  • Draft and disseminate RNCS Committee decision letters;
  • Support the RNCS Committee in any other documentation or mapping needs.


Frequently Asked Questions

How can a jurisdictional transfer result in the RNCS assigning a local route number across the state right of way?

Every time a local road crosses over a trunk Highway, the trunk highway designation continues through and does not stop at the edge of the right of way, gap over the right of way, and then resume the route on the other side of the right of way. The numbered route crosses over the freeway, without gaps, even though the local agency may not own the land.

Why do routes tend to end at the centerline of the intersections route?

The route and control section number defines the route. Mainlines of routes tend to be mostly stable and do not change except when part of a major project. Ramps and right of way lines are less stable, and the endpoints can change more frequently on completion of improvements. Another reason is that this method prevents the route from crossing itself, gapping and then resuming as a spot of intersection with itself.

When should the Office of State Aid or the district staff involve the RNCS Committee in the jurisdictional transfer process?

The RNCS Committee should be involved early enough to guarantee that the transfer would occur prior to the start of construction by the local agency.

What is the difference between a trunk highway number and a trunk highway route number?
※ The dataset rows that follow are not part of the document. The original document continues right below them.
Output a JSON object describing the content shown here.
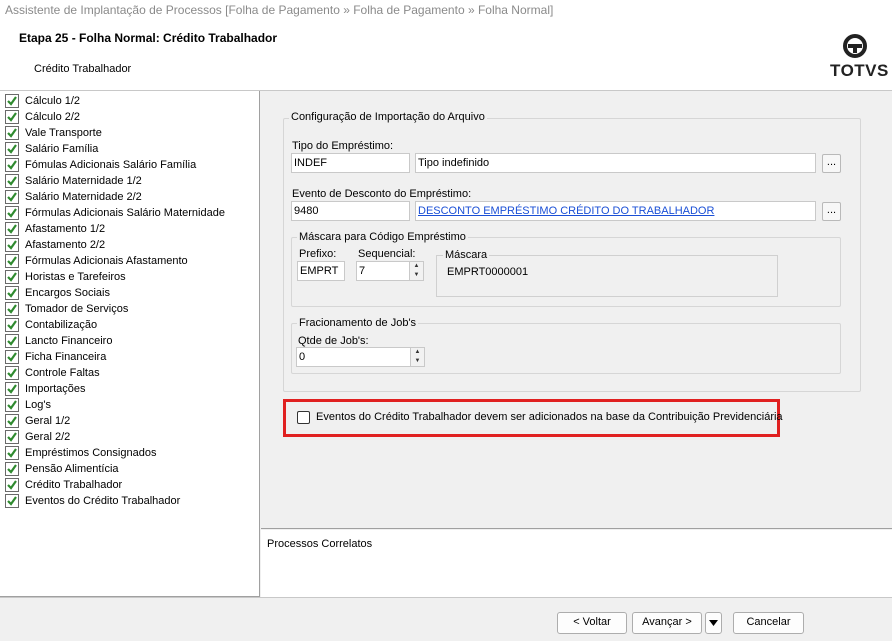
{
  "window": {
    "title": "Assistente de Implantação de Processos [Folha de Pagamento » Folha de Pagamento » Folha Normal]"
  },
  "header": {
    "step_title": "Etapa 25 - Folha Normal: Crédito Trabalhador",
    "step_subtitle": "Crédito Trabalhador",
    "logo_text": "TOTVS"
  },
  "steps": [
    "Cálculo 1/2",
    "Cálculo 2/2",
    "Vale Transporte",
    "Salário Família",
    "Fómulas Adicionais Salário Família",
    "Salário Maternidade 1/2",
    "Salário Maternidade 2/2",
    "Fórmulas Adicionais Salário Maternidade",
    "Afastamento 1/2",
    "Afastamento 2/2",
    "Fórmulas Adicionais Afastamento",
    "Horistas e Tarefeiros",
    "Encargos Sociais",
    "Tomador de Serviços",
    "Contabilização",
    "Lancto Financeiro",
    "Ficha Financeira",
    "Controle Faltas",
    "Importações",
    "Log's",
    "Geral 1/2",
    "Geral 2/2",
    "Empréstimos Consignados",
    "Pensão Alimentícia",
    "Crédito Trabalhador",
    "Eventos do Crédito Trabalhador"
  ],
  "config": {
    "group_label": "Configuração de Importação do Arquivo",
    "tipo_label": "Tipo do Empréstimo:",
    "tipo_code": "INDEF",
    "tipo_desc": "Tipo indefinido",
    "evento_label": "Evento de Desconto do Empréstimo:",
    "evento_code": "9480",
    "evento_desc": "DESCONTO EMPRÉSTIMO CRÉDITO DO TRABALHADOR",
    "lookup_label": "..."
  },
  "mascara": {
    "group_label": "Máscara para Código Empréstimo",
    "prefixo_label": "Prefixo:",
    "prefixo_value": "EMPRT",
    "sequencial_label": "Sequencial:",
    "sequencial_value": "7",
    "mascara_label": "Máscara",
    "mascara_value": "EMPRT0000001"
  },
  "fracionamento": {
    "group_label": "Fracionamento de Job's",
    "qtde_label": "Qtde de Job's:",
    "qtde_value": "0"
  },
  "checkbox": {
    "label": "Eventos do Crédito Trabalhador devem ser adicionados na base da Contribuição Previdenciária",
    "checked": false
  },
  "correlatos": {
    "title": "Processos Correlatos"
  },
  "footer": {
    "back": "< Voltar",
    "next": "Avançar >",
    "cancel": "Cancelar"
  },
  "colors": {
    "highlight": "#e02020",
    "link": "#1a4fd6",
    "check_green": "#2f8a2f"
  }
}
The trunk highway number is the number assigned to a trunk highway route and displayed on signs and maps for the use of the public to follow a highway route. The trunk highway route number is the number assigned to a route by statute. The two numbers may be the same but often are not.

Related information



June 2nd, 2015


Please go to the MnDOT Org Chart to find specific contact information: Org Chart.

Responsible Senior Officer

Deputy Commissioner/Chief Engineer

Policy Owner

Office Director
Office of Transportation System Management

Policy Contact

Geographic Information & Mapping Supervisor
Office of Transportation System Management